> [What to produce]: In the entries, find all lines that hold the word "JSON" and copy them.

(Interface dataset entries)
*** Begin section ***

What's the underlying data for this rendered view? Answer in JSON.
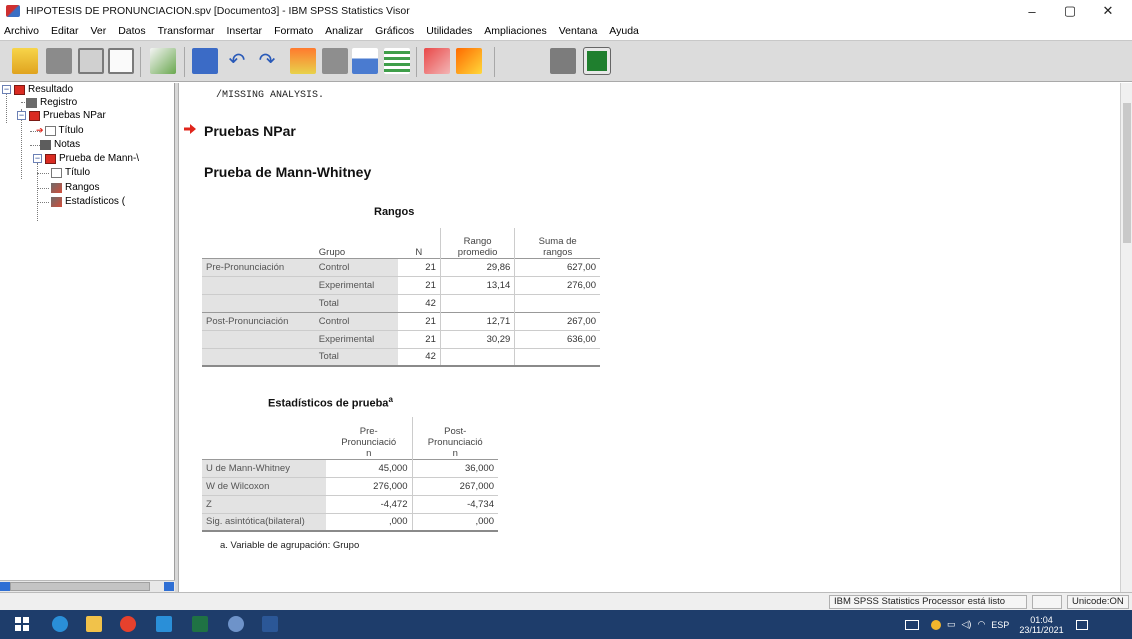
{
  "window": {
    "title": "HIPOTESIS DE PRONUNCIACION.spv [Documento3] - IBM SPSS Statistics Visor",
    "minimize": "–",
    "maximize": "▢",
    "close": "✕"
  },
  "menu": [
    "Archivo",
    "Editar",
    "Ver",
    "Datos",
    "Transformar",
    "Insertar",
    "Formato",
    "Analizar",
    "Gráficos",
    "Utilidades",
    "Ampliaciones",
    "Ventana",
    "Ayuda"
  ],
  "toolbar_icons": [
    "open-folder-icon",
    "save-icon",
    "print-icon",
    "print-preview-icon",
    "export-icon",
    "recall-dialog-icon",
    "undo-icon",
    "redo-icon",
    "goto-data-icon",
    "goto-case-icon",
    "goto-variable-icon",
    "variables-icon",
    "output-icon",
    "designated-window-icon",
    "show-all-icon",
    "insert-output-icon"
  ],
  "tree": {
    "root": "Resultado",
    "registro": "Registro",
    "npar": "Pruebas NPar",
    "titulo1": "Título",
    "notas": "Notas",
    "mann": "Prueba de Mann-\\",
    "titulo2": "Título",
    "rangos": "Rangos",
    "estadisticos": "Estadísticos ("
  },
  "output": {
    "syntax": "/MISSING ANALYSIS.",
    "heading1": "Pruebas NPar",
    "heading2": "Prueba de Mann-Whitney",
    "rangos": {
      "caption": "Rangos",
      "headers": {
        "grupo": "Grupo",
        "n": "N",
        "rango_a": "Rango",
        "rango_b": "promedio",
        "suma_a": "Suma de",
        "suma_b": "rangos"
      },
      "rows": [
        {
          "var": "Pre-Pronunciación",
          "grupo": "Control",
          "n": "21",
          "rango": "29,86",
          "suma": "627,00"
        },
        {
          "var": "",
          "grupo": "Experimental",
          "n": "21",
          "rango": "13,14",
          "suma": "276,00"
        },
        {
          "var": "",
          "grupo": "Total",
          "n": "42",
          "rango": "",
          "suma": ""
        },
        {
          "var": "Post-Pronunciación",
          "grupo": "Control",
          "n": "21",
          "rango": "12,71",
          "suma": "267,00"
        },
        {
          "var": "",
          "grupo": "Experimental",
          "n": "21",
          "rango": "30,29",
          "suma": "636,00"
        },
        {
          "var": "",
          "grupo": "Total",
          "n": "42",
          "rango": "",
          "suma": ""
        }
      ]
    },
    "estadisticos": {
      "caption": "Estadísticos de prueba",
      "caption_sup": "a",
      "headers": {
        "pre_a": "Pre-",
        "pre_b": "Pronunciació",
        "pre_c": "n",
        "post_a": "Post-",
        "post_b": "Pronunciació",
        "post_c": "n"
      },
      "rows": [
        {
          "label": "U de Mann-Whitney",
          "pre": "45,000",
          "post": "36,000"
        },
        {
          "label": "W de Wilcoxon",
          "pre": "276,000",
          "post": "267,000"
        },
        {
          "label": "Z",
          "pre": "-4,472",
          "post": "-4,734"
        },
        {
          "label": "Sig. asintótica(bilateral)",
          "pre": ",000",
          "post": ",000"
        }
      ],
      "footnote": "a. Variable de agrupación: Grupo"
    }
  },
  "status": {
    "processor": "IBM SPSS Statistics Processor está listo",
    "unicode": "Unicode:ON"
  },
  "taskbar": {
    "lang": "ESP",
    "time": "01:04",
    "date": "23/11/2021"
  },
  "colors": {
    "accent_red": "#e0251b",
    "taskbar": "#1e3d6b",
    "toolbar": "#dcdcdc",
    "row_header": "#e3e3e3"
  }
}
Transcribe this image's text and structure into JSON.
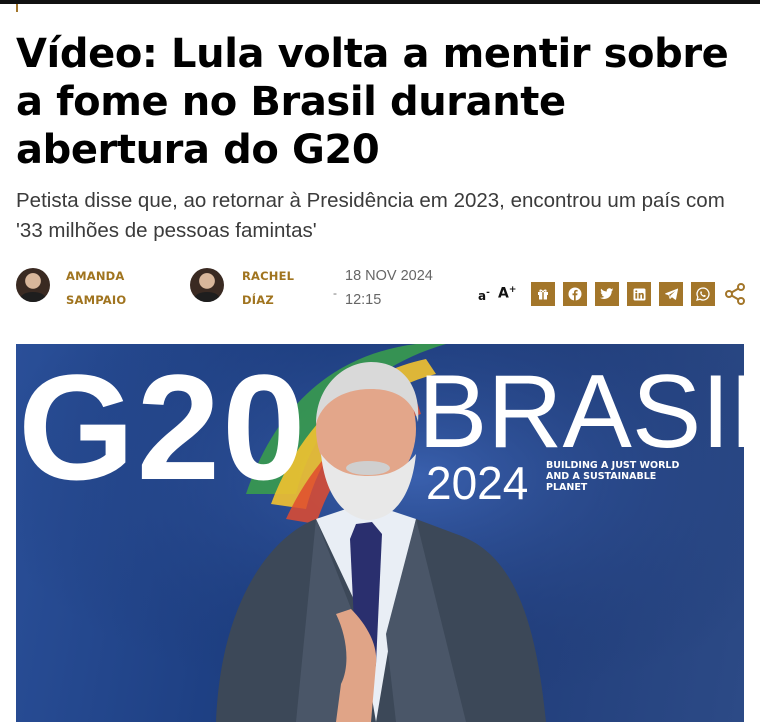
{
  "article": {
    "headline": "Vídeo: Lula volta a mentir sobre a fome no Brasil durante abertura do G20",
    "subtitle": "Petista disse que, ao retornar à Presidência em 2023, encontrou um país com '33 milhões de pessoas famintas'"
  },
  "authors": [
    {
      "name": "AMANDA SAMPAIO"
    },
    {
      "name": "RACHEL DÍAZ"
    }
  ],
  "meta": {
    "separator": "-",
    "date": "18 NOV 2024",
    "time": "12:15"
  },
  "font_controls": {
    "decrease": "a",
    "increase": "A",
    "decrease_sign": "-",
    "increase_sign": "+"
  },
  "share": {
    "buttons": [
      "gift-icon",
      "facebook-icon",
      "twitter-icon",
      "linkedin-icon",
      "telegram-icon",
      "whatsapp-icon"
    ],
    "more": "share-icon"
  },
  "photo": {
    "sign_g20": "G20",
    "sign_brasil": "BRASIL",
    "sign_year": "2024",
    "sign_tagline": "BUILDING A JUST WORLD AND A SUSTAINABLE PLANET"
  },
  "colors": {
    "accent": "#a3762a",
    "headline": "#000000",
    "subtitle": "#3b3b3b"
  }
}
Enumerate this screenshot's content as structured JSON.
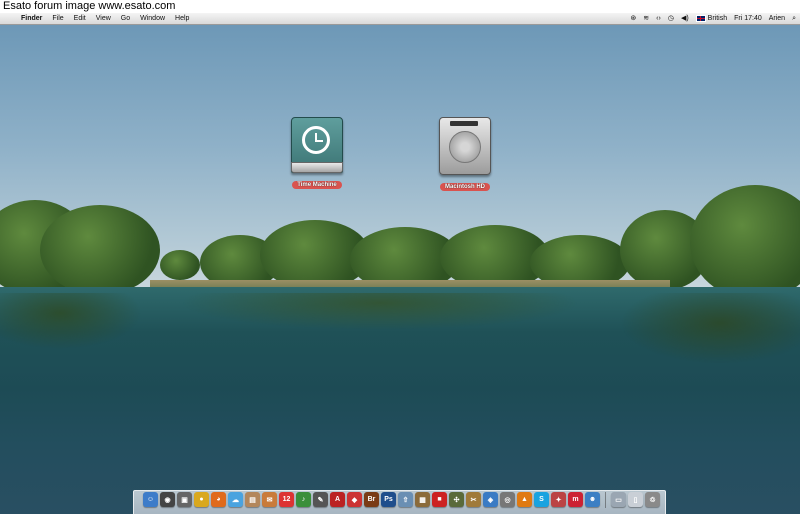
{
  "watermark": "Esato forum image www.esato.com",
  "menubar": {
    "apple_icon": "apple-icon",
    "app_name": "Finder",
    "menus": [
      "File",
      "Edit",
      "View",
      "Go",
      "Window",
      "Help"
    ],
    "status": {
      "input_source": "British",
      "clock": "Fri 17:40",
      "user": "Arien"
    }
  },
  "desktop": {
    "volumes": [
      {
        "label": "Time Machine",
        "icon": "time-machine-disk-icon"
      },
      {
        "label": "Macintosh HD",
        "icon": "hard-disk-icon"
      }
    ]
  },
  "dock": {
    "items": [
      {
        "name": "finder",
        "glyph": "☺",
        "color": "#3d7cc9"
      },
      {
        "name": "dashboard",
        "glyph": "◉",
        "color": "#444"
      },
      {
        "name": "expose",
        "glyph": "▣",
        "color": "#666"
      },
      {
        "name": "chrome",
        "glyph": "●",
        "color": "#d9a81e"
      },
      {
        "name": "firefox",
        "glyph": "◕",
        "color": "#e06a1b"
      },
      {
        "name": "ichat",
        "glyph": "☁",
        "color": "#4aa3df"
      },
      {
        "name": "preview",
        "glyph": "▤",
        "color": "#b3875c"
      },
      {
        "name": "mail-stamp",
        "glyph": "✉",
        "color": "#c97b3a"
      },
      {
        "name": "ical",
        "glyph": "12",
        "color": "#d33"
      },
      {
        "name": "itunes",
        "glyph": "♪",
        "color": "#3a8f3a"
      },
      {
        "name": "script-editor",
        "glyph": "✎",
        "color": "#555"
      },
      {
        "name": "acrobat",
        "glyph": "A",
        "color": "#b22"
      },
      {
        "name": "ical-red",
        "glyph": "◆",
        "color": "#c33"
      },
      {
        "name": "bridge",
        "glyph": "Br",
        "color": "#7a3b16"
      },
      {
        "name": "photoshop",
        "glyph": "Ps",
        "color": "#1f4e8c"
      },
      {
        "name": "uploader",
        "glyph": "⇧",
        "color": "#6a8fb3"
      },
      {
        "name": "photo-app",
        "glyph": "▦",
        "color": "#8b6b3a"
      },
      {
        "name": "photobooth",
        "glyph": "■",
        "color": "#c22"
      },
      {
        "name": "network-tool",
        "glyph": "✣",
        "color": "#5a6a3a"
      },
      {
        "name": "utility-tool",
        "glyph": "✂",
        "color": "#a07a3a"
      },
      {
        "name": "app-store",
        "glyph": "◈",
        "color": "#3a7bc4"
      },
      {
        "name": "disk-utility",
        "glyph": "◎",
        "color": "#777"
      },
      {
        "name": "vlc",
        "glyph": "▲",
        "color": "#e07a12"
      },
      {
        "name": "skype",
        "glyph": "S",
        "color": "#1aa3e0"
      },
      {
        "name": "reeder",
        "glyph": "✦",
        "color": "#b44"
      },
      {
        "name": "mint",
        "glyph": "m",
        "color": "#c23"
      },
      {
        "name": "contacts",
        "glyph": "☻",
        "color": "#3b7fc4"
      },
      {
        "name": "downloads",
        "glyph": "▭",
        "color": "#9aa6b2"
      },
      {
        "name": "documents",
        "glyph": "▯",
        "color": "#c9cfd6"
      },
      {
        "name": "trash",
        "glyph": "♲",
        "color": "#8a8a8a"
      }
    ]
  }
}
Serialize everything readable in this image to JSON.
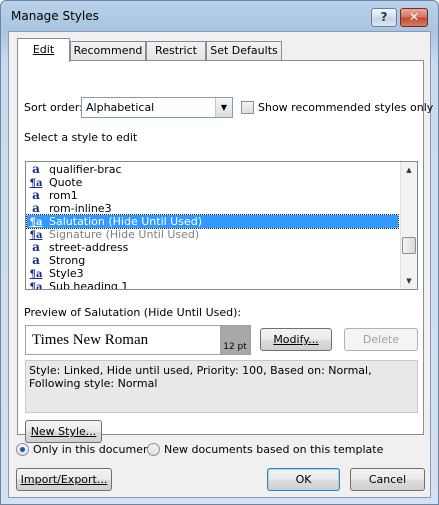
{
  "window": {
    "title": "Manage Styles",
    "help_label": "?",
    "close_label": "✕"
  },
  "tabs": [
    {
      "label": "Edit",
      "active": true
    },
    {
      "label": "Recommend",
      "active": false
    },
    {
      "label": "Restrict",
      "active": false
    },
    {
      "label": "Set Defaults",
      "active": false
    }
  ],
  "sort": {
    "label": "Sort order:",
    "value": "Alphabetical",
    "arrow": "▼"
  },
  "show_recommended": {
    "label": "Show recommended styles only",
    "checked": false
  },
  "select_label": "Select a style to edit",
  "styles": [
    {
      "icon": "a",
      "type": "character",
      "name": "qualifier-brac",
      "state": "normal"
    },
    {
      "icon": "¶a",
      "type": "linked",
      "name": "Quote",
      "state": "normal"
    },
    {
      "icon": "a",
      "type": "character",
      "name": "rom1",
      "state": "normal"
    },
    {
      "icon": "a",
      "type": "character",
      "name": "rom-inline3",
      "state": "normal"
    },
    {
      "icon": "¶a",
      "type": "linked",
      "name": "Salutation  (Hide Until Used)",
      "state": "selected"
    },
    {
      "icon": "¶a",
      "type": "linked",
      "name": "Signature  (Hide Until Used)",
      "state": "disabled"
    },
    {
      "icon": "a",
      "type": "character",
      "name": "street-address",
      "state": "normal"
    },
    {
      "icon": "a",
      "type": "character",
      "name": "Strong",
      "state": "normal"
    },
    {
      "icon": "¶a",
      "type": "linked",
      "name": "Style3",
      "state": "normal"
    },
    {
      "icon": "¶a",
      "type": "linked",
      "name": "Sub heading 1",
      "state": "normal"
    }
  ],
  "scrollbar": {
    "up": "▲",
    "down": "▼"
  },
  "preview": {
    "label": "Preview of Salutation  (Hide Until Used):",
    "font_name": "Times New Roman",
    "font_size": "12 pt"
  },
  "buttons": {
    "modify": "Modify...",
    "delete": "Delete",
    "new_style": "New Style...",
    "import_export": "Import/Export...",
    "ok": "OK",
    "cancel": "Cancel"
  },
  "description": "Style: Linked, Hide until used, Priority: 100, Based on: Normal, Following style: Normal",
  "scope": {
    "only_this_doc": "Only in this document",
    "new_docs": "New documents based on this template",
    "selected": "only_this_doc"
  }
}
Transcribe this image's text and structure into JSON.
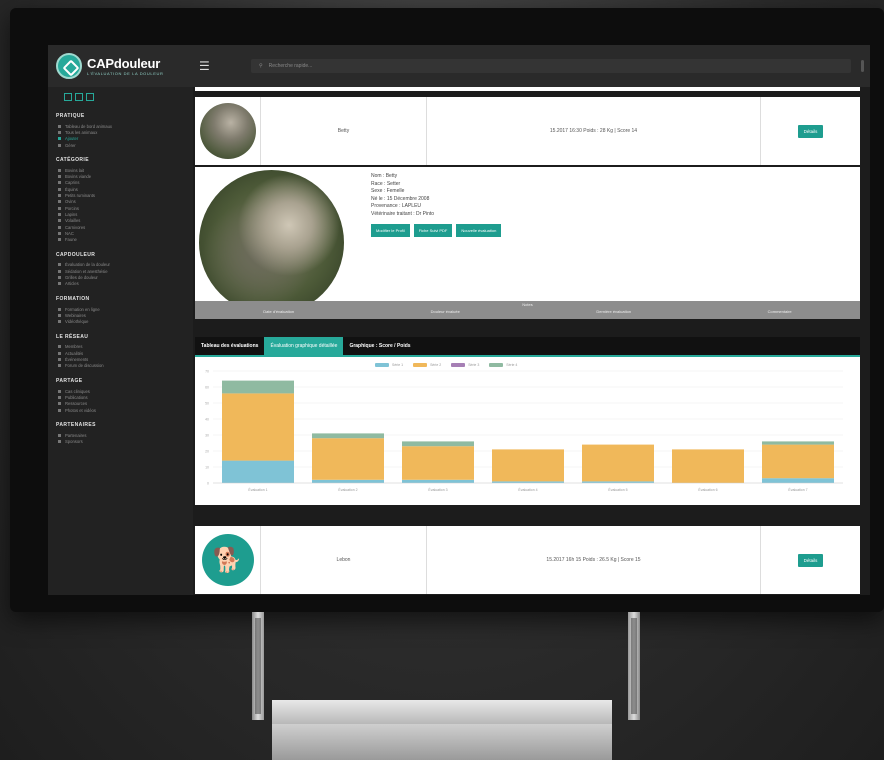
{
  "app": {
    "brand_name": "CAPdouleur",
    "brand_tagline": "L'ÉVALUATION DE LA DOULEUR",
    "menu_icon": "hamburger-icon",
    "search_placeholder": "Recherche rapide..."
  },
  "sidebar": {
    "sections": [
      {
        "title": "PRATIQUE",
        "items": [
          "Tableau de bord animaux",
          "Tous les animaux",
          "Ajouter",
          "Gérer"
        ],
        "active_index": 2
      },
      {
        "title": "CATÉGORIE",
        "items": [
          "Bovins lait",
          "Bovins viande",
          "Caprins",
          "Équins",
          "Petits ruminants",
          "Ovins",
          "Porcins",
          "Lapins",
          "Volailles",
          "Carnivores",
          "NAC",
          "Faune"
        ]
      },
      {
        "title": "CAPDOULEUR",
        "items": [
          "Évaluation de la douleur",
          "Sédation et anesthésie",
          "Grilles de douleur",
          "Articles"
        ]
      },
      {
        "title": "FORMATION",
        "items": [
          "Formation en ligne",
          "Webinaires",
          "Vidéothèque"
        ]
      },
      {
        "title": "LE RÉSEAU",
        "items": [
          "Membres",
          "Actualités",
          "Événements",
          "Forum de discussion"
        ]
      },
      {
        "title": "PARTAGE",
        "items": [
          "Cas cliniques",
          "Publications",
          "Ressources",
          "Photos et vidéos"
        ]
      },
      {
        "title": "PARTENAIRES",
        "items": [
          "Partenaires",
          "Sponsors"
        ]
      }
    ]
  },
  "rows": [
    {
      "name": "Betty",
      "summary": "15.2017 16:30 Poids : 28 Kg | Score 14",
      "action": "Détails"
    },
    {
      "name": "Lebon",
      "summary": "15.2017 16h 15 Poids : 26.5 Kg | Score 15",
      "action": "Détails"
    }
  ],
  "detail": {
    "lines": [
      "Nom : Betty",
      "Race : Setter",
      "Sexe : Femelle",
      "Né le : 15 Décembre 2008",
      "Provenance : LAPLEU",
      "Vétérinaire traitant : Dr Pinto"
    ],
    "buttons": [
      "Modifier le Profil",
      "Fiche Suivi PDF",
      "Nouvelle évaluation"
    ],
    "footer_label": "Notes",
    "footer_cols": [
      "Date d'évaluation",
      "Douleur évaluée",
      "Dernière évaluation",
      "Commentaire"
    ]
  },
  "tabs": [
    {
      "label": "Tableau des évaluations",
      "active": false
    },
    {
      "label": "Évaluation graphique détaillée",
      "active": true
    },
    {
      "label": "Graphique : Score / Poids",
      "active": false
    }
  ],
  "chart_data": {
    "type": "bar",
    "stacked": true,
    "categories": [
      "Évaluation 1",
      "Évaluation 2",
      "Évaluation 3",
      "Évaluation 4",
      "Évaluation 5",
      "Évaluation 6",
      "Évaluation 7"
    ],
    "series": [
      {
        "name": "Série 1",
        "color": "#7fc3d6",
        "values": [
          14,
          2,
          2,
          1,
          1,
          0,
          3
        ]
      },
      {
        "name": "Série 2",
        "color": "#f0b85a",
        "values": [
          42,
          26,
          21,
          20,
          23,
          21,
          21
        ]
      },
      {
        "name": "Série 3",
        "color": "#a67fb5",
        "values": [
          0,
          0,
          0,
          0,
          0,
          0,
          0
        ]
      },
      {
        "name": "Série 4",
        "color": "#8fbaa1",
        "values": [
          8,
          3,
          3,
          0,
          0,
          0,
          2
        ]
      }
    ],
    "ylim": [
      0,
      70
    ],
    "yticks": [
      0,
      10,
      20,
      30,
      40,
      50,
      60,
      70
    ],
    "grid": true,
    "legend": "top-center"
  }
}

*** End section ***

> [Reply]:
What's the underlying data for this rendered view? Answer in JSON.
Transcribe this image's text and structure into JSON.
Enumerate this screenshot's content as structured JSON.
Serialize everything readable in this image to JSON.
Transcribe this image's text and structure into JSON.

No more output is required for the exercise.